Before I write anything about this post, I'm going to try to hold off the onslaught of critics by stating the obvious: This is utterly unscientific, likely pointless and completely for fun because... well we still have three months before we get any concrete evidence on how the 2010 SEC season will unfold.
Over the past few months I've done a bit of numerical analysis in hopes of getting a better idea of what's in store in the coming season.
I looked at the (once again) minimal depth at the QB position around the SEC.
I looked at the returning firepower in the receiving game, running game and scoring around the league.
I studied how many tackles, turnovers and sacks each team was returning from last year's squads.
I also looked at the returning experience on the offensive lines for each team.
So after doing all that, I figured it might be interesting to put all the numbers together to try to get a big-picture feel of who might be the teams to beat in each division.
Of course, while I freely admit this is an unscientific methodology, I also wanted to try to make it as complete -- and hopefully reasonably accurate -- as possible. So there were a few more things to take into consideration.
For one, there's leadership. I'm not really sure how much any of that matters, but for the sake of argument I figured it was worth considering how many veterans would be on each team's roster. Luckily, Phil Steele has captured those numbers already.

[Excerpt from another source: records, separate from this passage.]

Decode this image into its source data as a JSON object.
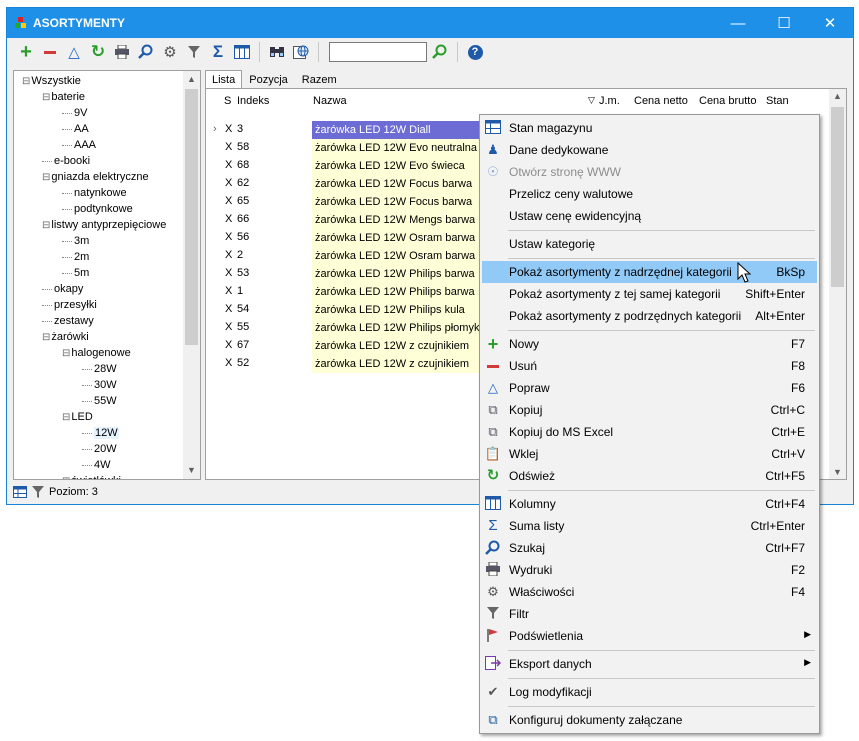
{
  "window": {
    "title": "ASORTYMENTY",
    "minimize": "—",
    "maximize": "☐",
    "close": "✕"
  },
  "toolbar": {
    "search_value": ""
  },
  "tree": {
    "items": [
      {
        "label": "Wszystkie",
        "level": 0,
        "expander": "⊟"
      },
      {
        "label": "baterie",
        "level": 1,
        "expander": "⊟"
      },
      {
        "label": "9V",
        "level": 2
      },
      {
        "label": "AA",
        "level": 2
      },
      {
        "label": "AAA",
        "level": 2
      },
      {
        "label": "e-booki",
        "level": 1
      },
      {
        "label": "gniazda elektryczne",
        "level": 1,
        "expander": "⊟"
      },
      {
        "label": "natynkowe",
        "level": 2
      },
      {
        "label": "podtynkowe",
        "level": 2
      },
      {
        "label": "listwy antyprzepięciowe",
        "level": 1,
        "expander": "⊟"
      },
      {
        "label": "3m",
        "level": 2
      },
      {
        "label": "2m",
        "level": 2
      },
      {
        "label": "5m",
        "level": 2
      },
      {
        "label": "okapy",
        "level": 1
      },
      {
        "label": "przesyłki",
        "level": 1
      },
      {
        "label": "zestawy",
        "level": 1
      },
      {
        "label": "żarówki",
        "level": 1,
        "expander": "⊟"
      },
      {
        "label": "halogenowe",
        "level": 2,
        "expander": "⊟"
      },
      {
        "label": "28W",
        "level": 3
      },
      {
        "label": "30W",
        "level": 3
      },
      {
        "label": "55W",
        "level": 3
      },
      {
        "label": "LED",
        "level": 2,
        "expander": "⊟"
      },
      {
        "label": "12W",
        "level": 3,
        "selected": true
      },
      {
        "label": "20W",
        "level": 3
      },
      {
        "label": "4W",
        "level": 3
      },
      {
        "label": "świetlówki",
        "level": 2,
        "expander": "⊞"
      }
    ]
  },
  "tabs": [
    "Lista",
    "Pozycja",
    "Razem"
  ],
  "grid": {
    "columns": {
      "s": "S",
      "indeks": "Indeks",
      "nazwa": "Nazwa",
      "jm": "J.m.",
      "cena_netto": "Cena netto",
      "cena_brutto": "Cena brutto",
      "stan": "Stan"
    },
    "rows": [
      {
        "s": "X",
        "indeks": "3",
        "nazwa": "żarówka LED 12W Diall",
        "selected": true
      },
      {
        "s": "X",
        "indeks": "58",
        "nazwa": "żarówka LED 12W Evo neutralna"
      },
      {
        "s": "X",
        "indeks": "68",
        "nazwa": "żarówka LED 12W Evo świeca"
      },
      {
        "s": "X",
        "indeks": "62",
        "nazwa": "żarówka LED 12W Focus barwa ciepła"
      },
      {
        "s": "X",
        "indeks": "65",
        "nazwa": "żarówka LED 12W Focus barwa zimna"
      },
      {
        "s": "X",
        "indeks": "66",
        "nazwa": "żarówka LED 12W Mengs barwa zimna"
      },
      {
        "s": "X",
        "indeks": "56",
        "nazwa": "żarówka LED 12W Osram barwa biała"
      },
      {
        "s": "X",
        "indeks": "2",
        "nazwa": "żarówka LED 12W Osram barwa zimna"
      },
      {
        "s": "X",
        "indeks": "53",
        "nazwa": "żarówka LED 12W Philips barwa ciepła"
      },
      {
        "s": "X",
        "indeks": "1",
        "nazwa": "żarówka LED 12W Philips barwa zimna"
      },
      {
        "s": "X",
        "indeks": "54",
        "nazwa": "żarówka LED 12W Philips kula"
      },
      {
        "s": "X",
        "indeks": "55",
        "nazwa": "żarówka LED 12W Philips płomyk"
      },
      {
        "s": "X",
        "indeks": "67",
        "nazwa": "żarówka LED 12W z czujnikiem ruchu"
      },
      {
        "s": "X",
        "indeks": "52",
        "nazwa": "żarówka LED 12W z czujnikiem ruchu"
      }
    ]
  },
  "status": {
    "text": "Poziom: 3"
  },
  "context_menu": {
    "items": [
      {
        "label": "Stan magazynu",
        "icon": "table-icon",
        "shortcut": ""
      },
      {
        "label": "Dane dedykowane",
        "icon": "users-icon",
        "shortcut": ""
      },
      {
        "label": "Otwórz stronę WWW",
        "icon": "globe-icon",
        "shortcut": "",
        "disabled": true
      },
      {
        "label": "Przelicz ceny walutowe",
        "icon": "",
        "shortcut": ""
      },
      {
        "label": "Ustaw cenę ewidencyjną",
        "icon": "",
        "shortcut": ""
      },
      {
        "sep": true
      },
      {
        "label": "Ustaw kategorię",
        "icon": "",
        "shortcut": ""
      },
      {
        "sep": true
      },
      {
        "label": "Pokaż asortymenty z nadrzędnej kategorii",
        "icon": "",
        "shortcut": "BkSp",
        "highlight": true
      },
      {
        "label": "Pokaż asortymenty z tej samej kategorii",
        "icon": "",
        "shortcut": "Shift+Enter"
      },
      {
        "label": "Pokaż asortymenty z podrzędnych kategorii",
        "icon": "",
        "shortcut": "Alt+Enter"
      },
      {
        "sep": true
      },
      {
        "label": "Nowy",
        "icon": "plus-icon",
        "shortcut": "F7"
      },
      {
        "label": "Usuń",
        "icon": "minus-icon",
        "shortcut": "F8"
      },
      {
        "label": "Popraw",
        "icon": "edit-triangle-icon",
        "shortcut": "F6"
      },
      {
        "label": "Kopiuj",
        "icon": "copy-icon",
        "shortcut": "Ctrl+C"
      },
      {
        "label": "Kopiuj do MS Excel",
        "icon": "excel-copy-icon",
        "shortcut": "Ctrl+E"
      },
      {
        "label": "Wklej",
        "icon": "paste-icon",
        "shortcut": "Ctrl+V"
      },
      {
        "label": "Odśwież",
        "icon": "refresh-icon",
        "shortcut": "Ctrl+F5"
      },
      {
        "sep": true
      },
      {
        "label": "Kolumny",
        "icon": "columns-icon",
        "shortcut": "Ctrl+F4"
      },
      {
        "label": "Suma listy",
        "icon": "sigma-icon",
        "shortcut": "Ctrl+Enter"
      },
      {
        "label": "Szukaj",
        "icon": "search-icon",
        "shortcut": "Ctrl+F7"
      },
      {
        "label": "Wydruki",
        "icon": "printer-icon",
        "shortcut": "F2"
      },
      {
        "label": "Właściwości",
        "icon": "gear-icon",
        "shortcut": "F4"
      },
      {
        "label": "Filtr",
        "icon": "filter-icon",
        "shortcut": ""
      },
      {
        "label": "Podświetlenia",
        "icon": "flag-icon",
        "shortcut": "",
        "submenu": true
      },
      {
        "sep": true
      },
      {
        "label": "Eksport danych",
        "icon": "export-icon",
        "shortcut": "",
        "submenu": true
      },
      {
        "sep": true
      },
      {
        "label": "Log modyfikacji",
        "icon": "log-icon",
        "shortcut": ""
      },
      {
        "sep": true
      },
      {
        "label": "Konfiguruj dokumenty załączane",
        "icon": "attachments-icon",
        "shortcut": ""
      }
    ]
  }
}
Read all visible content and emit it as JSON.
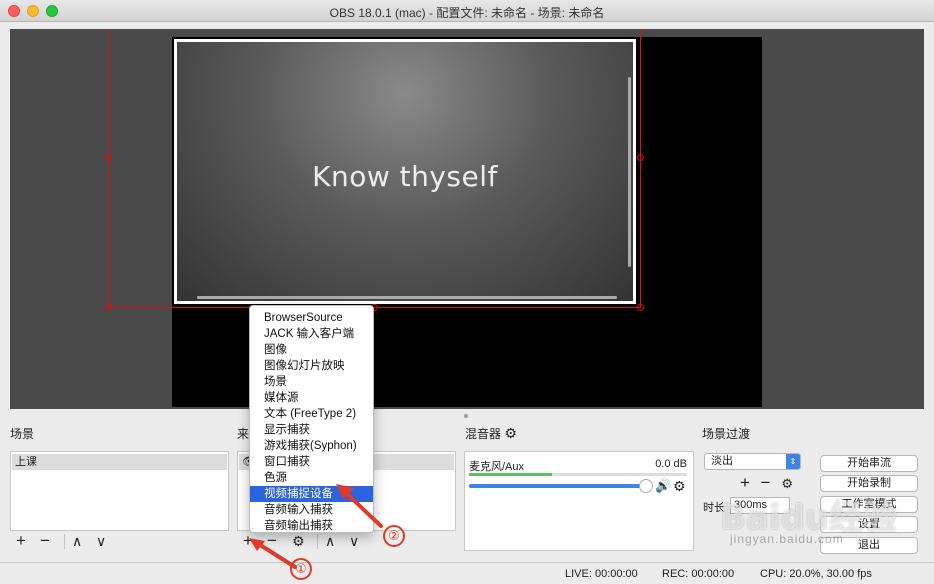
{
  "window": {
    "title": "OBS 18.0.1 (mac) - 配置文件: 未命名 - 场景: 未命名"
  },
  "preview": {
    "slide_text": "Know thyself"
  },
  "docks": {
    "scenes_label": "场景",
    "sources_label": "来",
    "mixer_label": "混音器",
    "transitions_label": "场景过渡"
  },
  "scenes": {
    "items": [
      "上课"
    ]
  },
  "mixer": {
    "channel": "麦克风/Aux",
    "db": "0.0 dB",
    "meter_level": 0.38,
    "fader_level": 0.97
  },
  "transitions": {
    "selected": "淡出",
    "duration_label": "时长",
    "duration_value": "300ms"
  },
  "controls": {
    "start_stream": "开始串流",
    "start_record": "开始录制",
    "studio_mode": "工作室模式",
    "settings": "设置",
    "exit": "退出"
  },
  "status": {
    "live": "LIVE: 00:00:00",
    "rec": "REC: 00:00:00",
    "cpu": "CPU: 20.0%, 30.00 fps"
  },
  "add_source_menu": {
    "items": [
      "BrowserSource",
      "JACK 输入客户端",
      "图像",
      "图像幻灯片放映",
      "场景",
      "媒体源",
      "文本 (FreeType 2)",
      "显示捕获",
      "游戏捕获(Syphon)",
      "窗口捕获",
      "色源",
      "视频捕捉设备",
      "音频输入捕获",
      "音频输出捕获"
    ],
    "highlighted_index": 11
  },
  "annotations": {
    "step1": "①",
    "step2": "②",
    "color": "#e03a2a"
  },
  "watermark": {
    "logo": "Baidu经验",
    "url": "jingyan.baidu.com"
  },
  "colors": {
    "accent": "#3d86e6",
    "menu_highlight": "#2c63e0",
    "selection": "#dd1111"
  }
}
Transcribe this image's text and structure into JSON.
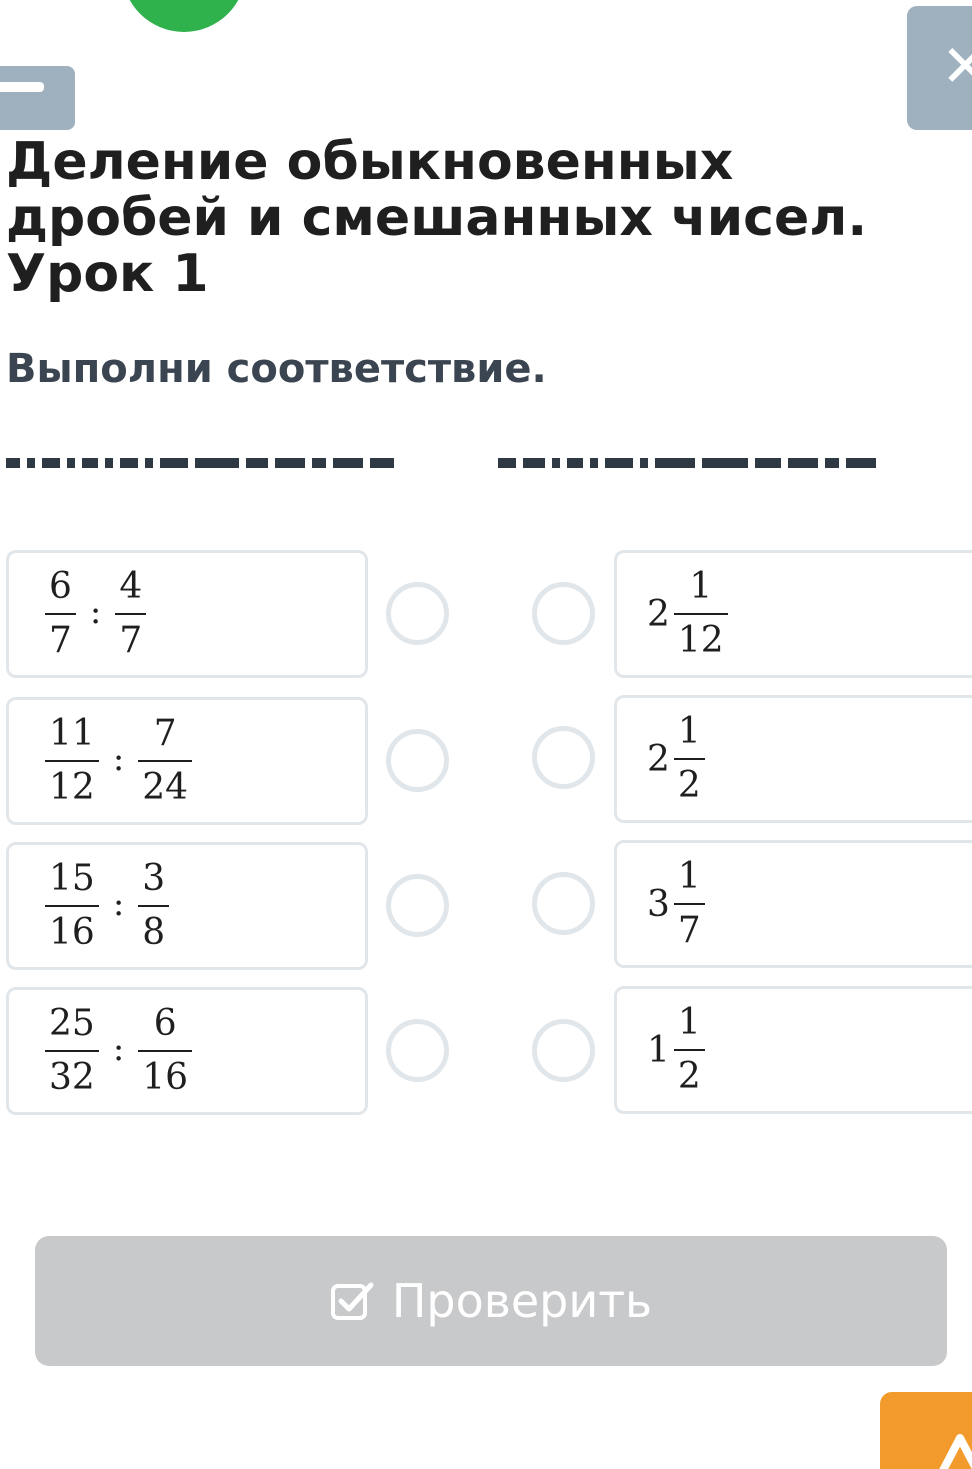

Steele also was helpful enough to solve another issue by coming up with a ranking for which teams faced the toughest schedules this season.
And while many of these numbers judge the talent that left a particular school since last year, it's also worth considering what has been added. For that, I added up Scout's recruiting scores for each SEC from the past two years (i.e. the freshmen and redshirt freshmen most likely to step in during the 2010 season) to get a ranking for that, too.
And finally, I figured there should be an edge given to teams with great coaches, too. I didn't have a great measure of that exactly. I considered using a comment from our favorite angry anonymous poster, but his list only included 11 coaches, ranked Derek Dooley five spots ahead of Mark Richt, and failed to include Dan Mullen's name, but rather simply referred to him as "that coach from Mississippi State." Instead, I tried to find the second-most arbitrary list I could... so here's one from Bleacher Report.
(Note: To wrap up, Georgia ranked fourth in experience, third in schedule, fifth in recruiting and fourth in coaching.)
To reach our final score, I simply ranked each team in each category and added them all up. The team with the lowest score (i.e. the highest rank in each category, on average) should theoretically be the best team. Here's how the numbers turned out:
|SEC East||SEC West|
| S. Carolina||62||Arkansas||41|
| Florida ||77||Alabama||65|
|Kentucky||90|| Ole Miss||87|
|Tennessee||93|| Miss. State||89|
*Note: There were 12 categories considered, so Georgia's score of 64 means the Dawgs ranked, on average, 5th in each category (i.e. avg. score of 5.3).
Again, there are plenty of flaws in this analysis. For one, the methods of establishing rankings are pretty arbitrary. For example, I used QB TDs thrown as my ranking for the quarterbacks. That really hurts Aaron Murray -- the only starting QB without a TD pass -- and he's no doubt a good bit better than Larry Smith. That metric also ranks someone like Stephen Garcia pretty high (second overall). Judging by what their coaches have said this offseason, however, there's every reason to believe that neither QB is being ranked properly. And, if you assume both Murray and Garcia will essentially be league average, that would bump Georgia down to a score of 58 and jump South Carolina up to a 66.
So, the point remains that this probably doesn't mean much. But it might be worth making a few big-picture points based on the numbers.
First, all those folks predicting another Alabama-Florida SEC CG might be getting a bit ahead of themselves. Both teams have strong recruiting classes ready to step in, but it's hard to overlook all the talent that has left Gainesville and Tuscaloosa in the past year.
Second, LSU could be in some serious trouble. I don't believe the Bayou Bengals will be as bad as Vandy, but they have a tough schedule, a problematic QB and a lot of holes on both sides of the ball they'll need to fill.
Third, there are some good reasons for the hype surrounding Arkansas and Auburn as chic picks to win the West. I'm still not entirely sold on Arkansas, which gets a nice score due to having so many returning players, but is it really that big of a deal to return so much on defense when the D wasn't that good to begin with? Auburn, on the other hand... I'm really starting to buy in to that one.And last, despite all the questions about the defensive scheme and the QB, Georgia can make a pretty strong case for being the favorite in the East. No, none of this means anything now, but if Murray can be decent and the D can force more turnovers than it did last year... well, there's good reason to be excited about what could be in store.